To streamline the process, he says the government has mandated every enterprise to appoint a CISO to bring in the necessary security measures in helping the law enforcement group understand data privacy and risk challenges.

Dinesh Bareja, COO of OpenSecurity Alliance and founder of India Watch, welcomes the government's initiative to impart training to police at all levels in tackling cybercrime. He cautions, "It is critical to upgrade investigation methods across all levels and not restrict it to cybercrime departments alone if police departments need to tackle cybercrime."

Mali stresses the need to enable cyber police and NCRB to have access to data breach notifications at regular intervals through a proper mechanism.

Onkarnath believes that it is a collaborative effort between law enforcement agencies at the global level and cyber experts to track cyber criminals.

Singh doesn't rule out the need for putting strong security processes across all departments to track cybercrime, given that the government is sitting on a huge goldmine of 17 years of data. "A conscious collaborative effort is being taken up by the government along with Nasscom and DSCI in establishing the labs and driving innovations to help the police impart knowledge and skills to deal with cybercrime prevention and detection," Singh says.

About the Author

Geetha Nandikotkur

Geetha Nandikotkur

Vice President - Conferences, Asia, Middle East and Africa, ISMG

Nandikotkur is an award-winning journalist with over 20 years of experience in newspapers, audiovisual media, magazines and research. She has an understanding of technology and business journalism and has moderated several roundtables and conferences, in addition to leading mentoring programs for the IT community. Prior to joining ISMG, Nandikotkur worked for 9.9 Media as a group editor for CIO & Leader, IT Next and CSO Forum.

Around the Network
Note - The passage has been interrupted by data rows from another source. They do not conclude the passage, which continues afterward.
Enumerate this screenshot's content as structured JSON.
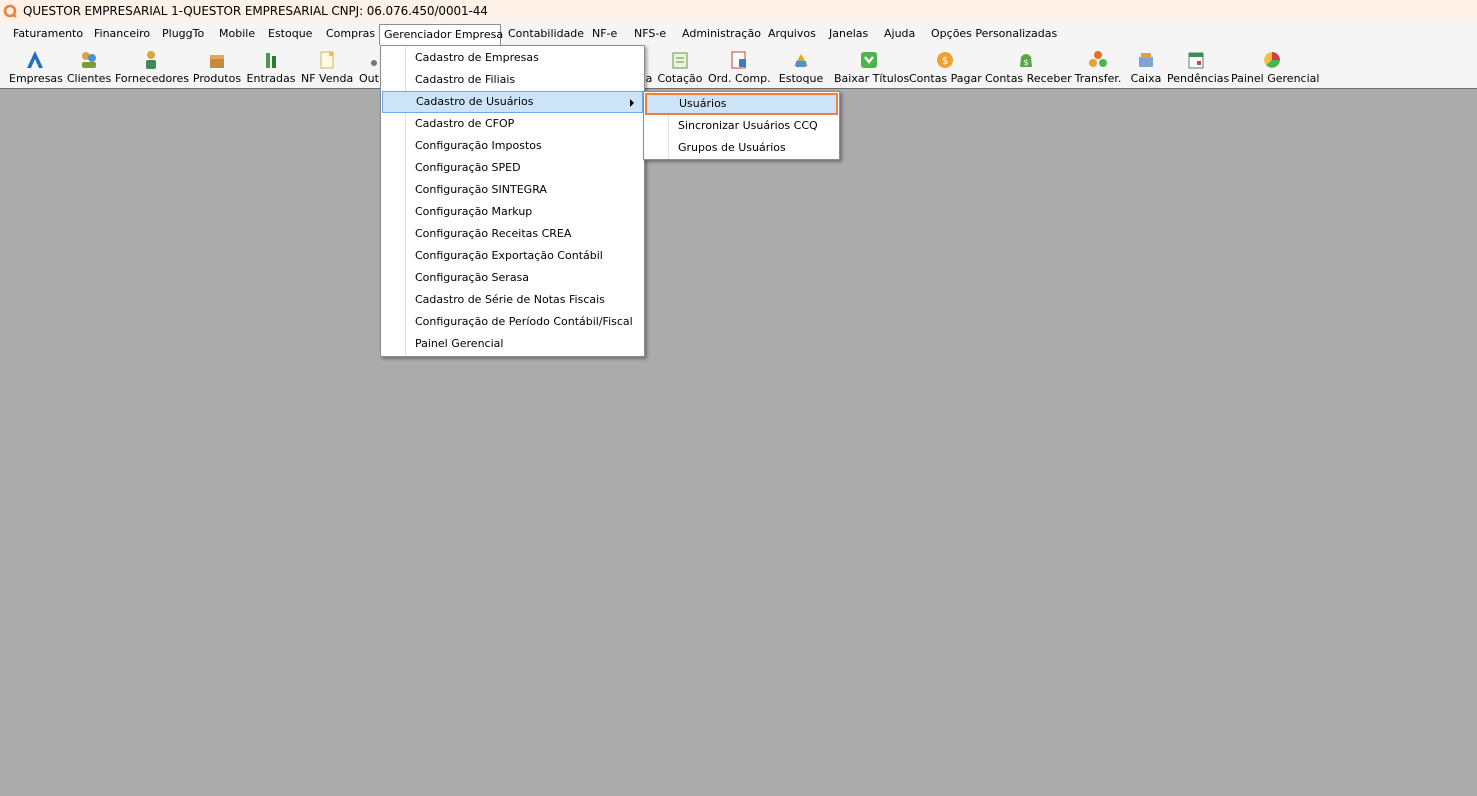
{
  "window": {
    "title": "QUESTOR EMPRESARIAL 1-QUESTOR EMPRESARIAL CNPJ: 06.076.450/0001-44",
    "logo_icon": "questor-logo-icon",
    "accent_color": "#f07f3c"
  },
  "menubar": {
    "items": [
      {
        "label": "Faturamento"
      },
      {
        "label": "Financeiro"
      },
      {
        "label": "PluggTo"
      },
      {
        "label": "Mobile"
      },
      {
        "label": "Estoque"
      },
      {
        "label": "Compras"
      },
      {
        "label": "Gerenciador Empresa"
      },
      {
        "label": "Contabilidade"
      },
      {
        "label": "NF-e"
      },
      {
        "label": "NFS-e"
      },
      {
        "label": "Administração"
      },
      {
        "label": "Arquivos"
      },
      {
        "label": "Janelas"
      },
      {
        "label": "Ajuda"
      },
      {
        "label": "Opções Personalizadas"
      }
    ],
    "active": "Gerenciador Empresa"
  },
  "toolbar": {
    "buttons": [
      {
        "label": "Empresas",
        "icon": "empresas-icon"
      },
      {
        "label": "Clientes",
        "icon": "clientes-icon"
      },
      {
        "label": "Fornecedores",
        "icon": "fornecedores-icon"
      },
      {
        "label": "Produtos",
        "icon": "produtos-icon"
      },
      {
        "label": "Entradas",
        "icon": "entradas-icon"
      },
      {
        "label": "NF Venda",
        "icon": "nf-venda-icon"
      },
      {
        "label": "Out",
        "icon": "outros-icon"
      },
      {
        "label": "a",
        "icon": "hidden-icon"
      },
      {
        "label": "Cotação",
        "icon": "cotacao-icon"
      },
      {
        "label": "Ord. Comp.",
        "icon": "ordem-compra-icon"
      },
      {
        "label": "Estoque",
        "icon": "estoque-icon"
      },
      {
        "label": "Baixar Títulos",
        "icon": "baixar-titulos-icon"
      },
      {
        "label": "Contas Pagar",
        "icon": "contas-pagar-icon"
      },
      {
        "label": "Contas Receber",
        "icon": "contas-receber-icon"
      },
      {
        "label": "Transfer.",
        "icon": "transfer-icon"
      },
      {
        "label": "Caixa",
        "icon": "caixa-icon"
      },
      {
        "label": "Pendências",
        "icon": "pendencias-icon"
      },
      {
        "label": "Painel Gerencial",
        "icon": "painel-gerencial-icon"
      }
    ]
  },
  "dropdown": {
    "items": [
      {
        "label": "Cadastro de Empresas"
      },
      {
        "label": "Cadastro de Filiais"
      },
      {
        "label": "Cadastro de Usuários"
      },
      {
        "label": "Cadastro de CFOP"
      },
      {
        "label": "Configuração Impostos"
      },
      {
        "label": "Configuração SPED"
      },
      {
        "label": "Configuração SINTEGRA"
      },
      {
        "label": "Configuração Markup"
      },
      {
        "label": "Configuração Receitas CREA"
      },
      {
        "label": "Configuração Exportação Contábil"
      },
      {
        "label": "Configuração Serasa"
      },
      {
        "label": "Cadastro de Série de Notas Fiscais"
      },
      {
        "label": "Configuração de Período Contábil/Fiscal"
      },
      {
        "label": "Painel Gerencial"
      }
    ],
    "highlighted": "Cadastro de Usuários"
  },
  "submenu": {
    "items": [
      {
        "label": "Usuários"
      },
      {
        "label": "Sincronizar Usuários CCQ"
      },
      {
        "label": "Grupos de Usuários"
      }
    ],
    "selected": "Usuários"
  }
}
Our website uses cookies. Cookies enable us to provide the best experience possible and help us understand how visitors use our website. By browsing, you agree to our use of cookies.